Many people ask why rehabilitation came so late. Why weren't Bukharin and Rykov rehabilitated after the 20th Party Congress, when Nikita S. Khrushchev delivered his sensational report on Josef Stalin's crimes, on extermination of Lenin's guards in the party, on tortures and falsifications during investigation? Some people ask why Bukharin and Rykov were so important and why their rehabilitation is such a big issue today.
Both men were among Lenin's closest comrades-in-arms and they joined the relatively small Central Committee before the Revolution. After the Revolution, Rykov was included in the first Soviet government as the people's commissar for internal affairs. From 1921 he was Lenin's deputy; after Lenin's death he became chairman of the People's Commissars Council of the Soviet Union, the most important office within the system during those years.

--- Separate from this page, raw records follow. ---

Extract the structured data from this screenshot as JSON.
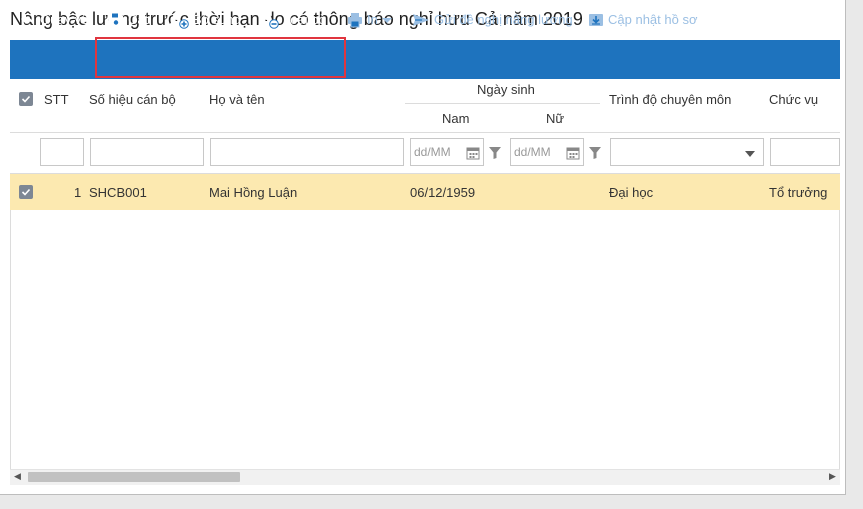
{
  "page": {
    "title": "Nâng bậc lương trước thời hạn do có thông báo nghỉ hưu Cả năm 2019"
  },
  "toolbar": {
    "back": "Quay về",
    "save": "Cất",
    "add": "Bổ sung",
    "remove": "Loại bỏ",
    "print": "In",
    "send": "Gửi đề nghị nâng lương",
    "update": "Cập nhật hồ sơ",
    "reload": "Nạp"
  },
  "table": {
    "columns": {
      "stt": "STT",
      "code": "Số hiệu cán bộ",
      "name": "Họ và tên",
      "dob": "Ngày sinh",
      "male": "Nam",
      "female": "Nữ",
      "education": "Trình độ chuyên môn",
      "position": "Chức vụ"
    },
    "filters": {
      "date_placeholder": "dd/MM"
    },
    "rows": [
      {
        "stt": "1",
        "code": "SHCB001",
        "name": "Mai Hồng Luận",
        "dob_male": "06/12/1959",
        "dob_female": "",
        "education": "Đại học",
        "position": "Tổ trưởng"
      }
    ]
  },
  "colors": {
    "toolbar": "#1e73be",
    "selected_row": "#fce9b0",
    "highlight": "#e0353f"
  }
}
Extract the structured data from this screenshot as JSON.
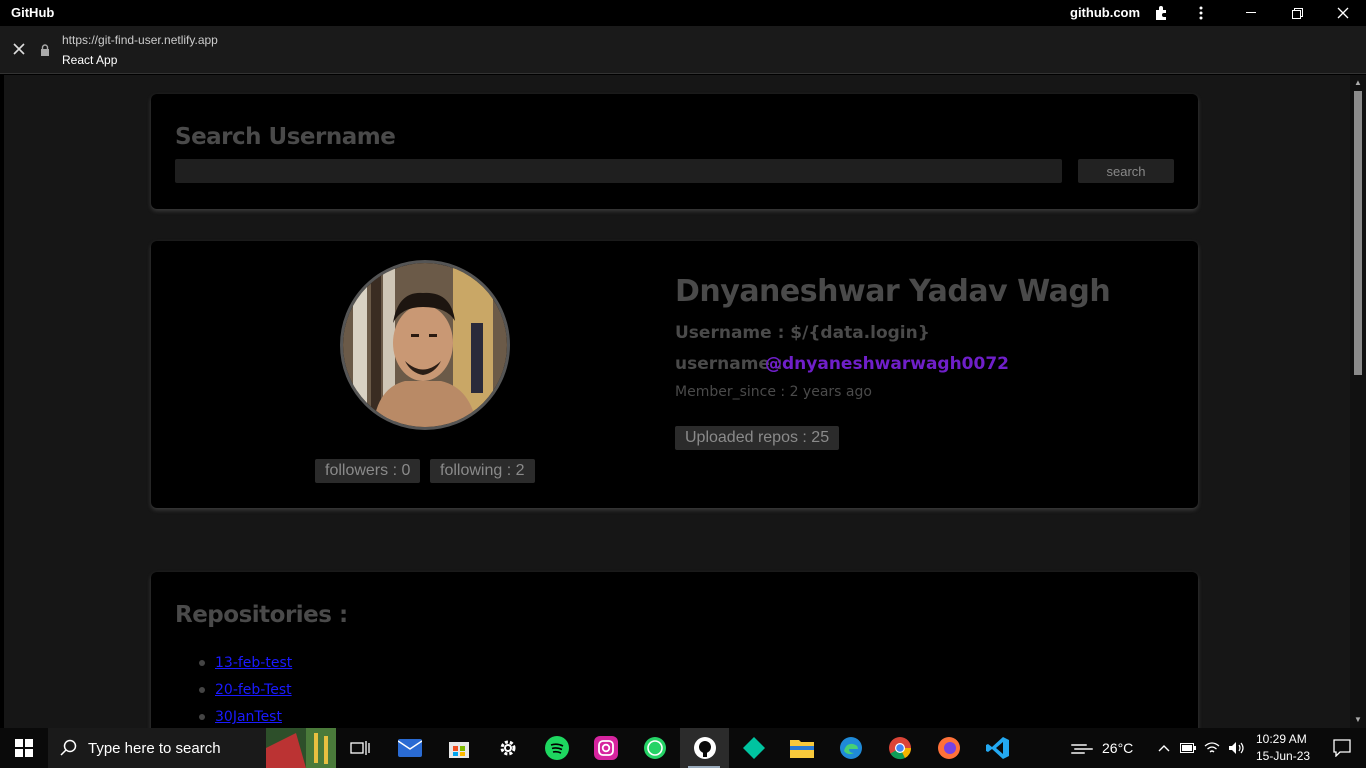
{
  "window": {
    "app_title": "GitHub",
    "domain": "github.com"
  },
  "urlbar": {
    "url": "https://git-find-user.netlify.app",
    "page_title": "React App"
  },
  "search": {
    "heading": "Search Username",
    "input_value": "",
    "button_label": "search"
  },
  "profile": {
    "full_name": "Dnyaneshwar Yadav Wagh",
    "username_line": "Username : $/{data.login}",
    "username_label": "username :",
    "username_link": "@dnyaneshwarwagh0072",
    "member_since": "Member_since : 2 years ago",
    "followers": "followers : 0",
    "following": "following : 2",
    "uploaded_repos": "Uploaded repos : 25"
  },
  "repositories": {
    "heading": "Repositories :",
    "items": [
      "13-feb-test",
      "20-feb-Test",
      "30JanTest"
    ]
  },
  "taskbar": {
    "search_placeholder": "Type here to search",
    "weather": "26°C",
    "time": "10:29 AM",
    "date": "15-Jun-23"
  },
  "colors": {
    "accent_link": "#6f1fc9",
    "repo_link": "#1a1aff"
  }
}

Bukharin became the chief editor of Pravda as early as 1918, in addition to being one of the party's most prominent theoreticians and, later, one of the Comintern's leaders. In 1921-23 he was the one whom Lenin mentioned in his "Testament" as "the party's pet by rights." Earlier, Lenin spoke of Bukharin as "the golden child of the Revolution."
During the '20s, Bukharin and Rykov developed both theoretically and practically the New Economic Policy (NEP) proposed by Lenin. Therefore in the late '20s they quite naturally opposed the premature rolling back of that policy. Stalin wanted to restore the methods used during the so-called "wartime communism" period, including the forced and hasty collectivization and dispossession of the kulaks--well-to-do farmers who profited from peasant labor. Bukharin and Rykov also opposed the adventuristic plans of "super-industrialization," which even then inflicted serious damage on our economy and led to millions of deaths among peasants. Stalin won the struggle. But even after their defeat, both Bukharin and Rykov continued their work at high posts and were members of the Central Committee of the party.

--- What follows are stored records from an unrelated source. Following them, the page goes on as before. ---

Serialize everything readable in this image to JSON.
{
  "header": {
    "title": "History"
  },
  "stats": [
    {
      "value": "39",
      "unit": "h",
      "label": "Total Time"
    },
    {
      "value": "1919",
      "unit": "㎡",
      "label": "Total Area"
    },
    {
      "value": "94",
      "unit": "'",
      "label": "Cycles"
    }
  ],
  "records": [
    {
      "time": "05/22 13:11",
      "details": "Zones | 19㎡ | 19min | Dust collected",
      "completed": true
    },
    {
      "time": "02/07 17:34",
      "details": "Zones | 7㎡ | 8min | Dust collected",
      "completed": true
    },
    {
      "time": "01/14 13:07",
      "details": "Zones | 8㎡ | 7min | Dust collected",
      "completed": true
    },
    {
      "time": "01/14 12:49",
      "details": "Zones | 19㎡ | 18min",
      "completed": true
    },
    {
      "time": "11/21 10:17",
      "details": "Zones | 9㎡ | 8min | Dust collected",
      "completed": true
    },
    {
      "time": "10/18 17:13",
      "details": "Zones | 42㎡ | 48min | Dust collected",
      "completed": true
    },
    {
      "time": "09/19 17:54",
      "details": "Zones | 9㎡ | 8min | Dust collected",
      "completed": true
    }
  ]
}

Stalin's usurpation of power in the '30s was followed by physical elimination of the bulk of Lenin's cadres in the party. Different methods were employed for murdering the old Bolsheviks: secret terror, shootings without trial, exile and forced labor in camps. A particularly cynical method was chosen by Stalin for those Bolsheviks who were the closest to Lenin.

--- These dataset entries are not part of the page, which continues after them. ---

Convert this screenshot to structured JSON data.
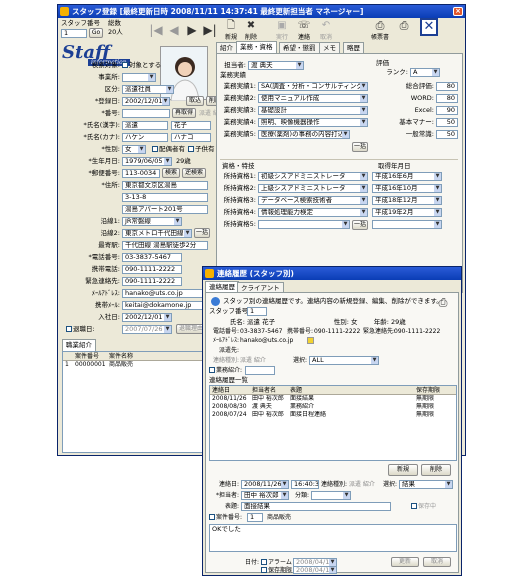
{
  "main": {
    "title": "スタッフ登録 [最終更新日時 2008/11/11 14:37:41 最終更新担当者 マネージャー]",
    "staff_no_label": "スタッフ番号",
    "staff_no": "1",
    "go": "Go",
    "total_label": "総数",
    "total": "20人",
    "toolbar": {
      "new": "新規",
      "delete": "削除",
      "execute": "実行",
      "contact": "連絡",
      "cancel": "取消",
      "print": "帳票書"
    },
    "logo": "Staff",
    "logo_sub": "information",
    "left": {
      "search_target_label": "検索対象:",
      "search_target": "対象とする",
      "office_label": "事業所:",
      "office": "",
      "category_label": "区分:",
      "category": "派遣社員",
      "reg_date_label": "*登録日:",
      "reg_date": "2002/12/01",
      "take_btn": "取込",
      "del_btn": "削除",
      "number_label": "*番号:",
      "number": "",
      "reissue": "再取得",
      "status_flags": "派遣 紹介",
      "name_kanji_label": "*氏名(漢字):",
      "name_kanji_last": "派遣",
      "name_kanji_first": "花子",
      "name_kana_label": "*氏名(カナ):",
      "name_kana_last": "ハケン",
      "name_kana_first": "ハナコ",
      "gender_label": "*性別:",
      "gender": "女",
      "spouse": "配偶者有",
      "child": "子供有",
      "birth_label": "*生年月日:",
      "birth": "1979/06/05",
      "age": "29歳",
      "zip_label": "*郵便番号:",
      "zip": "113-0034",
      "search_btn": "検索",
      "reverse_btn": "逆検索",
      "address_label": "*住所:",
      "address1": "東京都文京区湯島",
      "address2": "3-13-8",
      "address3": "湯島アパート201号",
      "line1_label": "沿線1:",
      "line1": "JR常磐線",
      "line2_label": "沿線2:",
      "line2": "東京メトロ千代田線",
      "line_btn": "一括",
      "station_label": "最寄駅:",
      "station": "千代田線 湯島駅徒歩2分",
      "tel_label": "*電話番号:",
      "tel": "03-3837-5467",
      "mobile_label": "携帯電話:",
      "mobile": "090-1111-2222",
      "emergency_label": "緊急連絡先:",
      "emergency": "090-1111-2222",
      "mail_label": "ﾒｰﾙｱﾄﾞﾚｽ:",
      "mail": "hanako@uts.co.jp",
      "mobile_mail_label": "携帯ﾒｰﾙ:",
      "mobile_mail": "keitai@dokamone.jp",
      "join_label": "入社日:",
      "join": "2002/12/01",
      "retire_label": "退職日:",
      "retire": "2007/07/26",
      "retire_reason": "退職理由",
      "intro_tab": "職業紹介",
      "case_headers": [
        "",
        "案件番号",
        "案件名称"
      ],
      "cases": [
        [
          "1",
          "00000001",
          "商品販売"
        ]
      ]
    },
    "right": {
      "tabs": [
        "紹介",
        "業務・資格",
        "希望・懲罰",
        "メモ",
        "略歴"
      ],
      "staff_label": "担当者:",
      "staff": "渡 典夫",
      "eval_label": "評価",
      "rank_label": "ランク:",
      "rank": "A",
      "exp_title": "業務実績",
      "exps": [
        {
          "label": "業務実績1:",
          "value": "SA(調査・分析・コンサルティング)"
        },
        {
          "label": "業務実績2:",
          "value": "使用マニュアル作成"
        },
        {
          "label": "業務実績3:",
          "value": "基礎設計"
        },
        {
          "label": "業務実績4:",
          "value": "照明、映像機器操作"
        },
        {
          "label": "業務実績5:",
          "value": "医療(薬剤)の事務の内容打込"
        }
      ],
      "exp_btn": "一括",
      "scores": [
        {
          "label": "総合評価:",
          "value": "80"
        },
        {
          "label": "WORD:",
          "value": "80"
        },
        {
          "label": "Excel:",
          "value": "90"
        },
        {
          "label": "基本マナー:",
          "value": "50"
        },
        {
          "label": "一般常識:",
          "value": "50"
        }
      ],
      "qual_title": "資格・特技",
      "acq_title": "取得年月日",
      "quals": [
        {
          "label": "所持資格1:",
          "value": "初級シスアドミニストレータ",
          "date": "平成16年6月"
        },
        {
          "label": "所持資格2:",
          "value": "上級シスアドミニストレータ",
          "date": "平成16年10月"
        },
        {
          "label": "所持資格3:",
          "value": "データベース検索技術者",
          "date": "平成18年12月"
        },
        {
          "label": "所持資格4:",
          "value": "情報処理能力検定",
          "date": "平成19年2月"
        },
        {
          "label": "所持資格5:",
          "value": "",
          "date": ""
        }
      ],
      "qual_btn": "一括"
    }
  },
  "contact": {
    "title": "連絡履歴 (スタッフ別)",
    "tabs": [
      "連絡履歴",
      "クライアント"
    ],
    "desc": "スタッフ別の連絡履歴です。連絡内容の新規登録、編集、削除ができます。",
    "staff_no_label": "スタッフ番号:",
    "staff_no": "1",
    "name_label": "氏名:",
    "name": "派遣 花子",
    "gender_label": "性別:",
    "gender": "女",
    "age_label": "年齢:",
    "age": "29歳",
    "tel_label": "電話番号:",
    "tel": "03-3837-5467",
    "mobile_label": "携帯番号:",
    "mobile": "090-1111-2222",
    "emerg_label": "緊急連絡先:",
    "emerg": "090-1111-2222",
    "mail_label": "ﾒｰﾙｱﾄﾞﾚｽ:",
    "mail": "hanako@uts.co.jp",
    "dispatch_label": "派遣先:",
    "dispatch": "",
    "filter_label": "連絡種別:",
    "filter": "派遣 紹介",
    "select_label": "選択:",
    "select": "ALL",
    "biz_label": "業務紹介:",
    "biz": "",
    "list_title": "連絡履歴一覧",
    "list_headers": [
      "連絡日",
      "担当者名",
      "表題",
      "保存期限"
    ],
    "list_rows": [
      [
        "2008/11/26",
        "田中 裕次郎",
        "面接結果",
        "無期限"
      ],
      [
        "2008/08/30",
        "渡 典夫",
        "業務紹介",
        "無期限"
      ],
      [
        "2008/07/24",
        "田中 裕次郎",
        "面接日程連絡",
        "無期限"
      ]
    ],
    "new_btn": "新規",
    "del_btn": "削除",
    "date_label": "連絡日:",
    "date": "2008/11/26",
    "time": "16:40:37",
    "type_label": "連絡種別:",
    "type": "派遣 紹介",
    "sel2_label": "選択:",
    "sel2": "結果",
    "staff_label": "*担当者:",
    "staff": "田中 裕次郎",
    "class_label": "分類:",
    "class": "",
    "subject_label": "表題:",
    "subject": "面接結果",
    "save_label": "保存中",
    "case_label": "案件番号:",
    "case_no": "1",
    "case_name": "商品販売",
    "memo": "OKでした",
    "alarm_date_label": "日付:",
    "alarm_label": "アラーム",
    "alarm_date": "2008/04/16",
    "save_term_label": "保存期限",
    "save_term": "2008/04/16",
    "update_btn": "更新",
    "cancel_btn": "取消"
  }
}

He staged "open and exemplary" court cases before the eyes of the entire world; Soviet and foreign journalists, diplomats, members of the intelligentsia were invited. Novelist Lion Feuchtwanger was present at one of them; Joseph E. Davies, U.S. ambassador to Moscow from 1936-38, was sent by President Franklin Delano Roosevelt to witness another. Both later wrote books testifying for Stalin and against his victims. Broken by tortures and blackmail, the defendants at the "Moscow processes" did "admit" monstrous crimes--espionage, subversion, acts of sabotage, preparations for dismemberment of the Soviet Union and annihilation of socialism, arranging for Stalin's--and before that of Lenin's--murder, creation of a deeply concealed terrorist organization, allegedly headed by Bukharin and Leon Trotsky and run by the German Gestapo, the British, Japanese and French intelligence services. Not everyone believed this testimony but the majority did; the thought of such an open and cynical provocation did not occur to the public.